• **Items from an interface collection**:
+ + + + +

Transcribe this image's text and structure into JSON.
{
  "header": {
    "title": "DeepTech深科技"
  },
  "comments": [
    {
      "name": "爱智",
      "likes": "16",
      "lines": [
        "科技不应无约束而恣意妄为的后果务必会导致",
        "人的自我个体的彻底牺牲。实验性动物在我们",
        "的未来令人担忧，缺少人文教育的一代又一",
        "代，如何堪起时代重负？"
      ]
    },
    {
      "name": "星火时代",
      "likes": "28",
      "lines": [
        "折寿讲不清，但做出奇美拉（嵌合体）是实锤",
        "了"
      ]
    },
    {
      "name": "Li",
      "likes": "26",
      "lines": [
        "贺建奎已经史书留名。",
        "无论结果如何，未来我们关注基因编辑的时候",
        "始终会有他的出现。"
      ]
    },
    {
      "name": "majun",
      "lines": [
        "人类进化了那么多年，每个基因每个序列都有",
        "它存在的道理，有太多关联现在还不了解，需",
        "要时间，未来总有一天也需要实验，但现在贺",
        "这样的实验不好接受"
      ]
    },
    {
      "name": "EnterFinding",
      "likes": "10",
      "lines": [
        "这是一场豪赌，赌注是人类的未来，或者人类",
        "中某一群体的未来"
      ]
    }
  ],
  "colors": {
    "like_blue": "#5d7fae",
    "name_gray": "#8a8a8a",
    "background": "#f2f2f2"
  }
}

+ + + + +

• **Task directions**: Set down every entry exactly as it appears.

• **Finished exercise**:
Transcribe this image's text and structure into JSON.
{
  "header": {
    "title": "DeepTech深科技"
  },
  "comments": [
    {
      "name": "爱智",
      "likes": "16",
      "lines": [
        "科技不应无约束而恣意妄为的后果务必会导致",
        "人的自我个体的彻底牺牲。实验性动物在我们",
        "的未来令人担忧，缺少人文教育的一代又一",
        "代，如何堪起时代重负？"
      ]
    },
    {
      "name": "星火时代",
      "likes": "28",
      "lines": [
        "折寿讲不清，但做出奇美拉（嵌合体）是实锤",
        "了"
      ]
    },
    {
      "name": "Li",
      "likes": "26",
      "lines": [
        "贺建奎已经史书留名。",
        "无论结果如何，未来我们关注基因编辑的时候",
        "始终会有他的出现。"
      ]
    },
    {
      "name": "majun",
      "lines": [
        "人类进化了那么多年，每个基因每个序列都有",
        "它存在的道理，有太多关联现在还不了解，需",
        "要时间，未来总有一天也需要实验，但现在贺",
        "这样的实验不好接受"
      ]
    },
    {
      "name": "EnterFinding",
      "likes": "10",
      "lines": [
        "这是一场豪赌，赌注是人类的未来，或者人类",
        "中某一群体的未来"
      ]
    }
  ],
  "colors": {
    "like_blue": "#5d7fae",
    "name_gray": "#8a8a8a",
    "background": "#f2f2f2"
  }
}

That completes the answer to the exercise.